Earl Alexander thought he was going to score.
Airborne, he stretched his right arm and tried to get the football over the goal line.
It was LSU. Alabama was unbeaten. And it was big.
As Alexander’s 6-foot-4, 212-pound frame came crashing to the Tiger Stadium turf, his right elbow hit first.
The ball popped out.
What was going to be the Phenix City native’s first Crimson Tide touchdown turned into a fumble that went out of bounds in the end zone.
But that was not the worst of it.
It destroyed his shoulder.
He tore the rotator cuff. He tore the labrum. And he pulled the biceps tendon away from the bone.
He tried to finish out the year but was not effective. After the season, famed surgeon Jim Andrews went in and repaired the damage.
“I tore the shoulder up and fumbled the ball,” Alexander said. “It doesn’t get any worse than that.”
Things were better Tuesday for the reserve wide receiver. He participated in media day as Alabama prepares to play Texas for the national championship Thursday in the Rose Bowl.
Alexander had a smile on his face.
And he’s enjoying California.
“The weather is great,” he said.
That is the understatement of the week. While folks back in Alabama suffer through bitter cold and prepare for snow, the highs reach the mid 70s here.
When Alexander left Central High in 2006, he was headed to stardom at Alabama. His senior season, he had 1,700 yards of total offense and scored 17 touchdowns.
But stardom has not come to him in Tuscaloosa. After red-shirting in 2006, he has played 38 games. He has 16 catches and no touchdowns.
The injuries have played a role.
Alabama quarterback Greg McElroy came to Alabama at the same time as Alexander.
“A lot of the things he does go unnoticed,” McElroy said. “The tough thing for Earl has been staying healthy.”
After he came back from the shoulder injury, Alexander suffered a high ankle sprain.
If it is not one thing, it is another.
“That is one of the tough things when we talk about high-level athletes, trying to come back and make sure everything feels like it did before,” said Alabama offensive coordinator Jim McElwain.
That has been tough for Alexander.
“I wouldn’t call it frustrating, but it has been kind of disappointing from an individual standpoint,” Alexander said. “I expect so much from myself.”
Don’t feel sorry for him.
“I don’t make excuses,” he said. “I am going to work hard to be the best I can be.”
That means playing his reserve role well.
He plays behind wide receivers Julio Jones, Marquis Maze and Darius Hanks. Alexander’s role is to be ready when needed.
“Earl is one play away from being the man,” McElroy said.
He also personifies this team, said Alabama wide receivers coach Curt Cignetti.

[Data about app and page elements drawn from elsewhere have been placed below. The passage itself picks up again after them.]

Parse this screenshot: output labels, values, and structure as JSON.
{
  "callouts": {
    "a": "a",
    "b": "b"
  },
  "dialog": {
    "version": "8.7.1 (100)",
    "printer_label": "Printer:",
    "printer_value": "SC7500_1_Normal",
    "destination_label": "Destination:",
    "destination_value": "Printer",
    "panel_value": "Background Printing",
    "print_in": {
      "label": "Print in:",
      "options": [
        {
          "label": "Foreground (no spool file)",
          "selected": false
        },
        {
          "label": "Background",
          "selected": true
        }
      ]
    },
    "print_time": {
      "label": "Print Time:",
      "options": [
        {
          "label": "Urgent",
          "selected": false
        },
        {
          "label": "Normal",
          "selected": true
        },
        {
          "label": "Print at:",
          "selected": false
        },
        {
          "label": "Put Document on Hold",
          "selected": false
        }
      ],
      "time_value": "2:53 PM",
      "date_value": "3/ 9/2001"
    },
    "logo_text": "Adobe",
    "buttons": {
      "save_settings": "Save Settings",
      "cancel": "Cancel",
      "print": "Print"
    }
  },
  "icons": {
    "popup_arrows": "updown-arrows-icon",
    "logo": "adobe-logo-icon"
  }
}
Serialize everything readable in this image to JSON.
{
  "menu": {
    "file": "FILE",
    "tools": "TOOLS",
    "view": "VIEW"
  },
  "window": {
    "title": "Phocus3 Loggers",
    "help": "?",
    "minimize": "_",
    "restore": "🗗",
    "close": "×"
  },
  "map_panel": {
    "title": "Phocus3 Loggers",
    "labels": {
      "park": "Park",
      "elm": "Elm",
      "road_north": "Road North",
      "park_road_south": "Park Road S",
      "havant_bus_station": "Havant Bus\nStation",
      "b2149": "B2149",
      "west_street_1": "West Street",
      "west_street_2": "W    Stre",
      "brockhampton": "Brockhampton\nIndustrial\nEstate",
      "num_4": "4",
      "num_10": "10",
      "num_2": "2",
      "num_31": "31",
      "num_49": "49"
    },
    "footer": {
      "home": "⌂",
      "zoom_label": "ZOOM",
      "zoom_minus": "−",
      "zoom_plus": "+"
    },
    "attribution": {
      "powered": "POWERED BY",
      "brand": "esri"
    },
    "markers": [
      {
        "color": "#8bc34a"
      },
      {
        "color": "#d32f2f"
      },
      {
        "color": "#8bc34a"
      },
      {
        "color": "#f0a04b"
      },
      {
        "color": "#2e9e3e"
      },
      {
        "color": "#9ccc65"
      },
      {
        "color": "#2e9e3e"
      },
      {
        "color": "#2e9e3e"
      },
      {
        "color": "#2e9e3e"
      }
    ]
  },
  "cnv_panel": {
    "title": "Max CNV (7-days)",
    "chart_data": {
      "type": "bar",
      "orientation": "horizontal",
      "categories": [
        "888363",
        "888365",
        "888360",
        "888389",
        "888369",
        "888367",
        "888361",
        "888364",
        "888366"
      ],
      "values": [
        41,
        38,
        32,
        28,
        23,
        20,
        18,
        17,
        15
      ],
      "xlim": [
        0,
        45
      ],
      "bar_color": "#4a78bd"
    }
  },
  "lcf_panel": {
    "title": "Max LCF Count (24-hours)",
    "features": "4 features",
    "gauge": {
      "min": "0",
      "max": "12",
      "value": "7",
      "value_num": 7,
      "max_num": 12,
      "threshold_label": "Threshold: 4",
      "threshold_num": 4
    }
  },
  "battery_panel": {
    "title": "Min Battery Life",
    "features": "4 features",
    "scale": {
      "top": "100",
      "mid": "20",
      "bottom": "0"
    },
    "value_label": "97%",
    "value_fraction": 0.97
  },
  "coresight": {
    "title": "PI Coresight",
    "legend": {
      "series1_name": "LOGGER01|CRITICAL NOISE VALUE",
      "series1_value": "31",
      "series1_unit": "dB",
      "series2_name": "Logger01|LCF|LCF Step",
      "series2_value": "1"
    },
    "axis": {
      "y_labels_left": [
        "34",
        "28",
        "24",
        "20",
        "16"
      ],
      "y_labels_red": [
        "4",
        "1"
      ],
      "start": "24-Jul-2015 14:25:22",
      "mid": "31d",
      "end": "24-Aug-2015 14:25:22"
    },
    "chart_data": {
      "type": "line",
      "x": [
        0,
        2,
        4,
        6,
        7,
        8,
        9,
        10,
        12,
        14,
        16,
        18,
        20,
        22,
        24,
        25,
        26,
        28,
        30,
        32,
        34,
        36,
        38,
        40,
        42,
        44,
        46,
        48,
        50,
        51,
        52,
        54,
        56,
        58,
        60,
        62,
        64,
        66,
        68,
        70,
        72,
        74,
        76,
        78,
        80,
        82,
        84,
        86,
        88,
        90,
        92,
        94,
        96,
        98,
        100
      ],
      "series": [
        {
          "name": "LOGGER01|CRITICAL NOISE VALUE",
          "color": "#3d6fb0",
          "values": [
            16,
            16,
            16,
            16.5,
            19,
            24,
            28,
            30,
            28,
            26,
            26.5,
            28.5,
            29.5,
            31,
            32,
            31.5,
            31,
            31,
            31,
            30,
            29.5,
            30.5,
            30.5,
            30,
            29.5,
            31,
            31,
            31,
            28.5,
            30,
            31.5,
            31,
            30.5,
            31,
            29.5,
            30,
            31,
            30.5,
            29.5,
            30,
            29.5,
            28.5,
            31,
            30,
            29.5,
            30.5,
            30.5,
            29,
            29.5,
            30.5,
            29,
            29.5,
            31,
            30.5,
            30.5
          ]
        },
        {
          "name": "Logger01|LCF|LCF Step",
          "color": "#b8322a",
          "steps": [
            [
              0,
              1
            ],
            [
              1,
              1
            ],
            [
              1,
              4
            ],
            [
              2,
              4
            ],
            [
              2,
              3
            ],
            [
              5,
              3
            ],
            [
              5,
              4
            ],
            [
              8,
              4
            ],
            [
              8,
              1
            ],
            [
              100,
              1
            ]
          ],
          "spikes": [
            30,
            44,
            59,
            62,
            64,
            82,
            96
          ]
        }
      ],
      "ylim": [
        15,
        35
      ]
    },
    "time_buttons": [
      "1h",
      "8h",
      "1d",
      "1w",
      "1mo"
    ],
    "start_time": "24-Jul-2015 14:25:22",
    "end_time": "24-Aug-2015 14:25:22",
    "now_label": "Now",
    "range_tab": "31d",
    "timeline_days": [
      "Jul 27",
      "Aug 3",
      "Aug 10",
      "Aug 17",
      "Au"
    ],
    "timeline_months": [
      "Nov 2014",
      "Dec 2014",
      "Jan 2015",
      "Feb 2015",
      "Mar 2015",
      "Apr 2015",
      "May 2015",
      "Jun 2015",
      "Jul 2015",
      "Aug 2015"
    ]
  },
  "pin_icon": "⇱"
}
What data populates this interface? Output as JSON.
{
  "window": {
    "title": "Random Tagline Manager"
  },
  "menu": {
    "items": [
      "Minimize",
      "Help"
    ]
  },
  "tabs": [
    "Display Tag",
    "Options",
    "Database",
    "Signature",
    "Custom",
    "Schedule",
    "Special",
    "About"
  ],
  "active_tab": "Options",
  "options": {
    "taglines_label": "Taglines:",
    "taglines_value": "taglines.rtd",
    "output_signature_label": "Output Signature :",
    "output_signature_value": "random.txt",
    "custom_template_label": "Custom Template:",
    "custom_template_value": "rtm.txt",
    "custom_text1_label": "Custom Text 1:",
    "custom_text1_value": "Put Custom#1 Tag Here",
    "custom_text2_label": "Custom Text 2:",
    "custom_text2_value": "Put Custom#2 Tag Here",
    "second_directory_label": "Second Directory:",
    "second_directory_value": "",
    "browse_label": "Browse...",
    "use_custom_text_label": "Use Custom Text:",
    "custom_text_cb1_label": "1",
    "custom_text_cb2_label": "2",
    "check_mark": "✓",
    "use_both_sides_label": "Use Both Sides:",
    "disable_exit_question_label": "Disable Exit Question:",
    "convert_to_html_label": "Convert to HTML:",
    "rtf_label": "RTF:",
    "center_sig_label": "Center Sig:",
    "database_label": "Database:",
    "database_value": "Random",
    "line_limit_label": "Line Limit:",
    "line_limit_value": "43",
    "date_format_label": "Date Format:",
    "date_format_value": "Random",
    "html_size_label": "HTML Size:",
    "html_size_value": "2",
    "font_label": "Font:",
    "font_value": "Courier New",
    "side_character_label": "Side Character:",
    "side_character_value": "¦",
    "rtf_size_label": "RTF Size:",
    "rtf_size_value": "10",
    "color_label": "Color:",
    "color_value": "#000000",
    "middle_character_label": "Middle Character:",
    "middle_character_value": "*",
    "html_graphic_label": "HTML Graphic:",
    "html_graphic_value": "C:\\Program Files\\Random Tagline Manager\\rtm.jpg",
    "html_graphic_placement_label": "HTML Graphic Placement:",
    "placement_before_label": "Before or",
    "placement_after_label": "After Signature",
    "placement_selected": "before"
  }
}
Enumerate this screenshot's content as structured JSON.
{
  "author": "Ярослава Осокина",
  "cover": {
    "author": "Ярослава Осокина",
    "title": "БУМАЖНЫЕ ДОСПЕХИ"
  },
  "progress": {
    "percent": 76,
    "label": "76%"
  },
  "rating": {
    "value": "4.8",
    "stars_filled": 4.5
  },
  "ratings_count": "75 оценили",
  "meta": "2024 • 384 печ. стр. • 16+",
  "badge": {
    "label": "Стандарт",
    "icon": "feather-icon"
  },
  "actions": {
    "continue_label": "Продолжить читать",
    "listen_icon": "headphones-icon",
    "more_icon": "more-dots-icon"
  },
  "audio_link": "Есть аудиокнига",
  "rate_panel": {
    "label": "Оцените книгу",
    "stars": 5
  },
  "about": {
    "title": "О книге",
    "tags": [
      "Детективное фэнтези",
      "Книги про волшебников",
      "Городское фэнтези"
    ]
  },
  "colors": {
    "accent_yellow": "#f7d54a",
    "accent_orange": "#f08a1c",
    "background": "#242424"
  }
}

“That’s the key to this whole team,” Cignetti said. “Everybody has a role and has to excel in that role.”
Alexander has “done everything we have asked him to do,” Cignetti said.
“He understands the expectations at this level,” Cignetti said. “He has been battling back from ankle problems and leg issues. And he has moved around quite a bit, playing two or three different positions.”
And that role, which also includes playing on punt coverage teams, gives Alexander the chance to be part of something special.
“I have an opportunity to be on a team that brings a national championship back to Alabama,” he said. “That would be awesome.”
It already has been a successful year for Alexander, a junior. He graduated in December with a degree in financial planning. He is starting on his masters and will be back next year for his final season of eligibility.
He still is thinking about a shot in the NFL.
“The NFL likes speed,” he said.
Alexander runs a 4.45 40-yard dash.
“I feel like I am fast enough,” he said. “I am going to get a shot. From there, the sky is the limit.”
McElroy thinks Alexander will get that shot.
“He has the ideal size and speed for a split end on the college level and in the NFL,” the Alabama quarterback said.
If that doesn’t work, Alexander said, he might go into coaching.
But those are topics for another today.
Alexander will show up Thursday night in the Rose Bowl. He will play his role. And he will be ready if that role expands.
His position coach knows that.
“He’s one snap away from having to make the key play,” Cignetti said.
One snap. One play.
Maybe it will turn out better than that afternoon in Baton Rouge.